9.Implement creekshed plans (Malletts Creek Strategy, Millers Creek Sediment Accumulation Study). Millers and Malletts creeks have been sources of sediment and flashy flows for decades, and these creeks in particular need continued management and restoration.  In Millers Creek, a 2013 sediment study recommended several activities to reduce polluted runoff rushing into the Creek after storms. While partners have completed some of these activities, there is more to do. Similarly, many projects have been conducted in the Malletts Creekshed in the last ten years, resulting in noticeable improvements to the creek’s water quality.
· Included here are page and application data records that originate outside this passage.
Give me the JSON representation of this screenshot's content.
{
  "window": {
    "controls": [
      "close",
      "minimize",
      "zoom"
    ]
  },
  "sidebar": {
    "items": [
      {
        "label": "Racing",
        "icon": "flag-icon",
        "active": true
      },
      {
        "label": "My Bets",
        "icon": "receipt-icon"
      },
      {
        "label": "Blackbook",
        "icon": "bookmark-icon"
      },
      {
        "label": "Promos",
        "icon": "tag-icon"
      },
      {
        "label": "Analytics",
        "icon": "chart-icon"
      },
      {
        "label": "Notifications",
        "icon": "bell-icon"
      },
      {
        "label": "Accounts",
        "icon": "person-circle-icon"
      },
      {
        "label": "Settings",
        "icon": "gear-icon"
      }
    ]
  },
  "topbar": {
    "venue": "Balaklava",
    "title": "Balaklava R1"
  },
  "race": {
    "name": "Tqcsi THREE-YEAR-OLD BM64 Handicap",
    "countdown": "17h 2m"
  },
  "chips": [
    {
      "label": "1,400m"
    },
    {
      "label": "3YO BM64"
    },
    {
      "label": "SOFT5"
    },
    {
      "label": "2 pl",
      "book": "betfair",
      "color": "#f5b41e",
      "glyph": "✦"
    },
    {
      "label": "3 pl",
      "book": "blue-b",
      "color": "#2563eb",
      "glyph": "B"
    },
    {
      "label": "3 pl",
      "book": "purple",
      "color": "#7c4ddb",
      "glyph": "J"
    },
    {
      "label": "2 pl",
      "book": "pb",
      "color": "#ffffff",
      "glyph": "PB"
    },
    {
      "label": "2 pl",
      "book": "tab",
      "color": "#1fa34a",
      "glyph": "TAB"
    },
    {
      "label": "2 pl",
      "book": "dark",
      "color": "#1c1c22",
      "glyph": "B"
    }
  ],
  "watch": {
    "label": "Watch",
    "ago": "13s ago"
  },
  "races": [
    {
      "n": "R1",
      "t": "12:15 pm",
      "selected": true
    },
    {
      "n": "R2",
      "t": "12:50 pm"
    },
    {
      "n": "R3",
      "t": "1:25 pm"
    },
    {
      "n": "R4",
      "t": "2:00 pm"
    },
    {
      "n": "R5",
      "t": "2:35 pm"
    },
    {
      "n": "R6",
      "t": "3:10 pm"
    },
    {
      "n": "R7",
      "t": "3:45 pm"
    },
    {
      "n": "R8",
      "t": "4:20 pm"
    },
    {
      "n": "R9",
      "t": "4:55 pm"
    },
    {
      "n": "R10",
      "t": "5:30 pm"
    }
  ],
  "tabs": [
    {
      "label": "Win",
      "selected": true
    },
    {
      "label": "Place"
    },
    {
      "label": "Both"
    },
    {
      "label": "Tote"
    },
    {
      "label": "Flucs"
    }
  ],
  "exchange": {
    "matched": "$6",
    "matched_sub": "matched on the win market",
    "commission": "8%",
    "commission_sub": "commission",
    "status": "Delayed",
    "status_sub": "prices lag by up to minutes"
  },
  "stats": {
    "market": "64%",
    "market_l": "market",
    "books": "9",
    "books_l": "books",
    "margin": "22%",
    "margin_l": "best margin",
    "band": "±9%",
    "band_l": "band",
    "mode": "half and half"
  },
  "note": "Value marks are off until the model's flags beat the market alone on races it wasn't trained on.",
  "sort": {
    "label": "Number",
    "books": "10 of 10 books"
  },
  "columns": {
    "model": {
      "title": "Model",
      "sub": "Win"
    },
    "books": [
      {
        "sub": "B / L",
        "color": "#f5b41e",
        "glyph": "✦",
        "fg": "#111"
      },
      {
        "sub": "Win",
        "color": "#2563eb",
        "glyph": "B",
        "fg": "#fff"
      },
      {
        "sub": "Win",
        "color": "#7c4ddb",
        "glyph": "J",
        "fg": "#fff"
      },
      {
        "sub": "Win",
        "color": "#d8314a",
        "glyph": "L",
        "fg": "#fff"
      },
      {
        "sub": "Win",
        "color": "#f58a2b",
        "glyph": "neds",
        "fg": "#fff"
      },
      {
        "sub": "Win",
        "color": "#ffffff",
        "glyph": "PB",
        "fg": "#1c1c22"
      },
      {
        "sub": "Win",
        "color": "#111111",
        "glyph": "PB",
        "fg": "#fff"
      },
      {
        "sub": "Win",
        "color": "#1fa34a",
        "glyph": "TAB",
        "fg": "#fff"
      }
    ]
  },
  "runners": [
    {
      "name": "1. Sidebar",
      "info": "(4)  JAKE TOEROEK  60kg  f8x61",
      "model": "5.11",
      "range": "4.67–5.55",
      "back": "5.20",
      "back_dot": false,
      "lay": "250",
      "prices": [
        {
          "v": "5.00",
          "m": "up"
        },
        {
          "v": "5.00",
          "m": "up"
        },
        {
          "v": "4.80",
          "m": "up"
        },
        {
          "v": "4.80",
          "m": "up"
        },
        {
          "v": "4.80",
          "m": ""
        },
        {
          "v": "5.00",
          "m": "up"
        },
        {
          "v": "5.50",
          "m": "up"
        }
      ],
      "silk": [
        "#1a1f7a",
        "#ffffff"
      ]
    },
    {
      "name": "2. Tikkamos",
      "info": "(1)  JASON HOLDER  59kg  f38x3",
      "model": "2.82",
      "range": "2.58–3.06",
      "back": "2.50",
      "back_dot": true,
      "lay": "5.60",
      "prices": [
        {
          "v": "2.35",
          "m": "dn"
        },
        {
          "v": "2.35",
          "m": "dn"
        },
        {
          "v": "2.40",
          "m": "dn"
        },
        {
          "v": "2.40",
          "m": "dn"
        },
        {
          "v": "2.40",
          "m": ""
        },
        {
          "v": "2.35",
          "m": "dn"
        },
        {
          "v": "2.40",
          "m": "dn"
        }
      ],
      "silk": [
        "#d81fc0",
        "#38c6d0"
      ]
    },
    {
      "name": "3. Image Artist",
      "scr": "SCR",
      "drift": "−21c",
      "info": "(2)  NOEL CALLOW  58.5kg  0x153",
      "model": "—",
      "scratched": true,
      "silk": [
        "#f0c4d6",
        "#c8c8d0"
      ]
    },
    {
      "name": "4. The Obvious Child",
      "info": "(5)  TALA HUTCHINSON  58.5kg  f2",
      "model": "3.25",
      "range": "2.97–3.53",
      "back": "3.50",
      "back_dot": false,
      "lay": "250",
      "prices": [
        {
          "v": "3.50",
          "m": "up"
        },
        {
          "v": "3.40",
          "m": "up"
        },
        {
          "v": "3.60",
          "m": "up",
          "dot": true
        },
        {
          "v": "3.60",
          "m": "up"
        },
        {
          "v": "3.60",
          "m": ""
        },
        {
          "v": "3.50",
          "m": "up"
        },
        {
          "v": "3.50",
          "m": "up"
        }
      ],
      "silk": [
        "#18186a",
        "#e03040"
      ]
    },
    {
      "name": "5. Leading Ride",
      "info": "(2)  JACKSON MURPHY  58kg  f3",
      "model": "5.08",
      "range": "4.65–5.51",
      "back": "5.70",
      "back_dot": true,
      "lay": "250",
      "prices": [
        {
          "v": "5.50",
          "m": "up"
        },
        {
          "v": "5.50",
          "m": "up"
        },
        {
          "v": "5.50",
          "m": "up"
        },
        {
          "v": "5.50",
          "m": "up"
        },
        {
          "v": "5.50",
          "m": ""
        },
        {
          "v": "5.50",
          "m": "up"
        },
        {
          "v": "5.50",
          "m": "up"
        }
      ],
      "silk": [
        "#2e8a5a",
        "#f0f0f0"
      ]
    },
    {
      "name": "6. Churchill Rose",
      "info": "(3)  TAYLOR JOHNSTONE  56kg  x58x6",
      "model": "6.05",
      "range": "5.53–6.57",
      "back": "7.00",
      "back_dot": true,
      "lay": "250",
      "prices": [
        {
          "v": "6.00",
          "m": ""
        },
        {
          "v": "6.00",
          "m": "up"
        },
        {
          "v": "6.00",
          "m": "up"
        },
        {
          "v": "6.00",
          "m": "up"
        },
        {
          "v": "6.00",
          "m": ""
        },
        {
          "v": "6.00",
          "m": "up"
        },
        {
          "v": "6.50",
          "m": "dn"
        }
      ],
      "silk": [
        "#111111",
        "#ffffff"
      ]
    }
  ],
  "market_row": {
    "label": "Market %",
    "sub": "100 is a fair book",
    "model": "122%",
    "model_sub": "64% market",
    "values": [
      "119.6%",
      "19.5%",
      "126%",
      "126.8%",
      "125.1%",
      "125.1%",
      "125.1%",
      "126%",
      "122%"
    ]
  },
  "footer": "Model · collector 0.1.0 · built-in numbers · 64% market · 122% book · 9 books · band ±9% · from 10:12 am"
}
The WMP recommends continued action in Malletts and Millers creeks to keep up the strong momentum developed here.

10.Natural areas protection. Preserving natural areas is of utmost importance. The ecosystem services they provide moderate water flow, filter polluted runoff before it reaches waterways, and protect habitat for a wide range of plant and animal species. Land protection programs include the City of Ann Arbor’s Greenbelt program, Scio, Ann Arbor, and Webster townships’ land preservation programs, and Washtenaw County’s Natural Areas Protection Program. All of these programs are funded through land protection millages levied on property taxes, and these programs must continue. Other laws and policies can protect natural areas as well, like natural features protection ordinances and regional planning to direct development away from important natural areas.

Implementing these WMP project activities over the next ten years will result in the elimination or significant reduction in water impairments that currently bedevil the watershed. Improving ecosystems is not easy. It takes concerted effort over long time scales, but a plan provides all of us a roadmap to get there.

The 2019 volunteer interns who collected streambank erosion data on over 50 miles of river and streams.
Read the Middle Huron, Section 2 Watershed Management Plan